As of Friday, texting and driving is illegal in the state of Texas (see Lariat and LTVN coverage here). House Bill 62 was signed into law on June 6 by Gov. Greg Abbott, making Texas the 47th state to ban texting and driving. With this new law, the consequence of a first offense is a $25 to $99 fine and a second offense is a $100 to $200 fine. According to Rasansky Law Firm, the new law also states that if an accident caused by texting and driving results in the death or serious injury of another person, the driver can be charged with a Class A misdemeanor punishable by a fine up to $4,000 and confinement in jail for up to a year.
The signing of House Bill 62 is not the worst thing to happen to us, although some may feel it is the end of the world. According to Rasansky Law Firm, in 2016, 109,658 car accidents in Texas alone were due to distracted driving, leading to over 3,000 serious injuries and over 450 deaths. Looking at these numbers, it’s heartbreaking to think about how many of those 3,000 injuries and 450 lives could have changed if drivers that were texting had been pulled over.
This law only addresses writing, sending or reading text messages and makes no reference to cell phone use for GPS usage, music or voice calls. However, drivers can still be pulled over if a police officer suspects texting. The state of Texas has tried to ban texting and driving three times before House Bill 62 (in 2011, 2013 and 2015).
The enactment of this law forces all of us to pay more attention to the road. House Bill 62 is a smack in the face, telling us to take a step back and realize that when driving, the road is a priority, not a text coming through or going out. Imagine driving and seeing your phone buzz, picking it up to read a text that says “LOL” or “Hey” or “Sure” or any other minuscule word, and then the crash comes. Your life ends, or worse, you become a murderer and have to live with that for the rest of your life.
You ended a life because you just had to read “LOL.” You became a murderer because you just had to send that text that said “Sure.”
We may complain about no longer being allowed to stay in communication with our friends and family while driving, but ultimately, nothing is as important as our safety and our neighbors safety. No text is as important as a life. When driving, we are operating huge, deadly machines that take lives in a flash. When holding a knife in the kitchen, we don’t text and chop vegetables. The same philosophy should be applicable when driving. When sitting behind the wheel of a 4,000 pound automobile, our focus should be on safety and not on the screens that take up so much of our time to begin with. If we don’t text and use a knife at the same time, we shouldn’t text and drive either.

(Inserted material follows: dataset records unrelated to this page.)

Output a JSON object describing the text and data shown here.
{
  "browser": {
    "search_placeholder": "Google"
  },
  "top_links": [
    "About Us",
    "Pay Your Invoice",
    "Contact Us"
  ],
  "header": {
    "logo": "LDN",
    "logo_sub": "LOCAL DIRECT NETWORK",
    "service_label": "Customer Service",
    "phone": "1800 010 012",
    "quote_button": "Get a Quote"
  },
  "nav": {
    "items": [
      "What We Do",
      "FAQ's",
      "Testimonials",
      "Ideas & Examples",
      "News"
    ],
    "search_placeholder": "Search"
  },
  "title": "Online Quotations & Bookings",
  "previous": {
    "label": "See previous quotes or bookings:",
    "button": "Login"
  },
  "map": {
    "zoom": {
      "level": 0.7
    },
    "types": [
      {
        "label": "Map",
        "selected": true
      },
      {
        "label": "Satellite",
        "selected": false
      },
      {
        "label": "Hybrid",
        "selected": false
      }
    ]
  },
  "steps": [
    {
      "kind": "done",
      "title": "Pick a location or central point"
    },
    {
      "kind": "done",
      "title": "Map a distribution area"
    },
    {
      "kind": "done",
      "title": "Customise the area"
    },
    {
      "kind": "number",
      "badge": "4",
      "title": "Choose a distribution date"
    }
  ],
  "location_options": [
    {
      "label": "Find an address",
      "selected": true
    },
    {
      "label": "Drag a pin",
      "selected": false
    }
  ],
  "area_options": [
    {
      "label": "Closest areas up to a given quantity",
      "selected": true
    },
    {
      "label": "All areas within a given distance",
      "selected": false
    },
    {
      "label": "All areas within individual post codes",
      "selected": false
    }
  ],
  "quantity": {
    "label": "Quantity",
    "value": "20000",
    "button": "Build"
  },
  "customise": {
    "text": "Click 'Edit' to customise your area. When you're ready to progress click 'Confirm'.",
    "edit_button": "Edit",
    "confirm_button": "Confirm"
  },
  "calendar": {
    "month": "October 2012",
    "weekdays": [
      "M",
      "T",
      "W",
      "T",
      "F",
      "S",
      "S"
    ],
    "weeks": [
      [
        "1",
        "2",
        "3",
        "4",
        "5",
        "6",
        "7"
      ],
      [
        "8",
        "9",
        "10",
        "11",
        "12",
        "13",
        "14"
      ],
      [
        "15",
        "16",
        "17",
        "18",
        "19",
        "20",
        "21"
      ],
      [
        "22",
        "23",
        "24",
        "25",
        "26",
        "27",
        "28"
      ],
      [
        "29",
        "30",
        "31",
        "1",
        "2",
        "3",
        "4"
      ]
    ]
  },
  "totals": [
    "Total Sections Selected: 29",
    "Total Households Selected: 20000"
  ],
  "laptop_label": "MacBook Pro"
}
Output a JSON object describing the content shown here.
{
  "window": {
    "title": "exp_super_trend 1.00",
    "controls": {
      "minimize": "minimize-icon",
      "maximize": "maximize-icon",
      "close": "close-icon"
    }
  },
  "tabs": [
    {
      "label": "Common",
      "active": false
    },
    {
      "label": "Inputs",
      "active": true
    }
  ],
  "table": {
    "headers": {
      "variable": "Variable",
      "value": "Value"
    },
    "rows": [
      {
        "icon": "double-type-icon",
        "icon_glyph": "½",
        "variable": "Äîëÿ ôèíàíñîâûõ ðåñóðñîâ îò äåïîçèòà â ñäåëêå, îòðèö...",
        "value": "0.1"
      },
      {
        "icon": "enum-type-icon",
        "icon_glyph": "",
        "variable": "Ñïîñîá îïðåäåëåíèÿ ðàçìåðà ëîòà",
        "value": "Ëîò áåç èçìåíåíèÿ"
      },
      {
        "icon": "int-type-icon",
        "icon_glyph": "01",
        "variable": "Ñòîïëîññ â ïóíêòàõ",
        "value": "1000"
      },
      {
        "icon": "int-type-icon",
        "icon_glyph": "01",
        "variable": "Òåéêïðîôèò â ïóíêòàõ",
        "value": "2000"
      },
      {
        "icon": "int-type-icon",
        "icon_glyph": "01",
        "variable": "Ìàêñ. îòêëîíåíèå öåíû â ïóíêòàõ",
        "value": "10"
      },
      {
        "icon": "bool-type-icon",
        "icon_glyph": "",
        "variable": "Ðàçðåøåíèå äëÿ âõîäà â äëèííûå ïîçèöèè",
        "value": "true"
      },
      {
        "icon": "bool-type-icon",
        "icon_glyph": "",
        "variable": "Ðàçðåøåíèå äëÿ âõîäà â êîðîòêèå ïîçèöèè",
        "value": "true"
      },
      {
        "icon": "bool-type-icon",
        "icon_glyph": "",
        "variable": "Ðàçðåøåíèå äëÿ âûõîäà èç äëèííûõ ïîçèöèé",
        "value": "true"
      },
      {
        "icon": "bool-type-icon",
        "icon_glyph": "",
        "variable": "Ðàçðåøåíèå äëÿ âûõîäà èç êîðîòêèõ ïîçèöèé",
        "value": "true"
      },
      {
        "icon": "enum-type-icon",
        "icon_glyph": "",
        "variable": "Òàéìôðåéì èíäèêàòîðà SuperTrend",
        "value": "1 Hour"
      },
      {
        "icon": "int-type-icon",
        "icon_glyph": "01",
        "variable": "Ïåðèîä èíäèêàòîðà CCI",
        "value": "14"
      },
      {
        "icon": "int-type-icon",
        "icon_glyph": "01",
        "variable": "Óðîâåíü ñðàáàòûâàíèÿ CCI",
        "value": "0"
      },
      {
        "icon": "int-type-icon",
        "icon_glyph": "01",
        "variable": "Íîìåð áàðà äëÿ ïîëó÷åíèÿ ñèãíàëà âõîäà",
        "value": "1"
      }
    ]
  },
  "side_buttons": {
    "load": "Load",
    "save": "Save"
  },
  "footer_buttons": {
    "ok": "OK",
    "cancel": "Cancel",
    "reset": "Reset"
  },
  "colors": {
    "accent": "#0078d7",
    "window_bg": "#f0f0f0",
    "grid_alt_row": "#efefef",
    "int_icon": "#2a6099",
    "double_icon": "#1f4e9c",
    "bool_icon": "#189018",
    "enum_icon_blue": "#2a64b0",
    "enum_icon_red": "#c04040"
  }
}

Distracted driving is deadly driving. There’s so much going on all at once on the road between operating a 60 mph vehicle: cars entering and exiting the highway and construction causing sudden brake slams. Anything that takes the focus away from the road and could potentially harm the lives of those inside the car should be banned and those bans should be respected, even if that includes waiting five minutes to tell your friend “Yes,” or to see what new meme was put in the group chat. Respect the value of life and respect the law; don’t text and drive.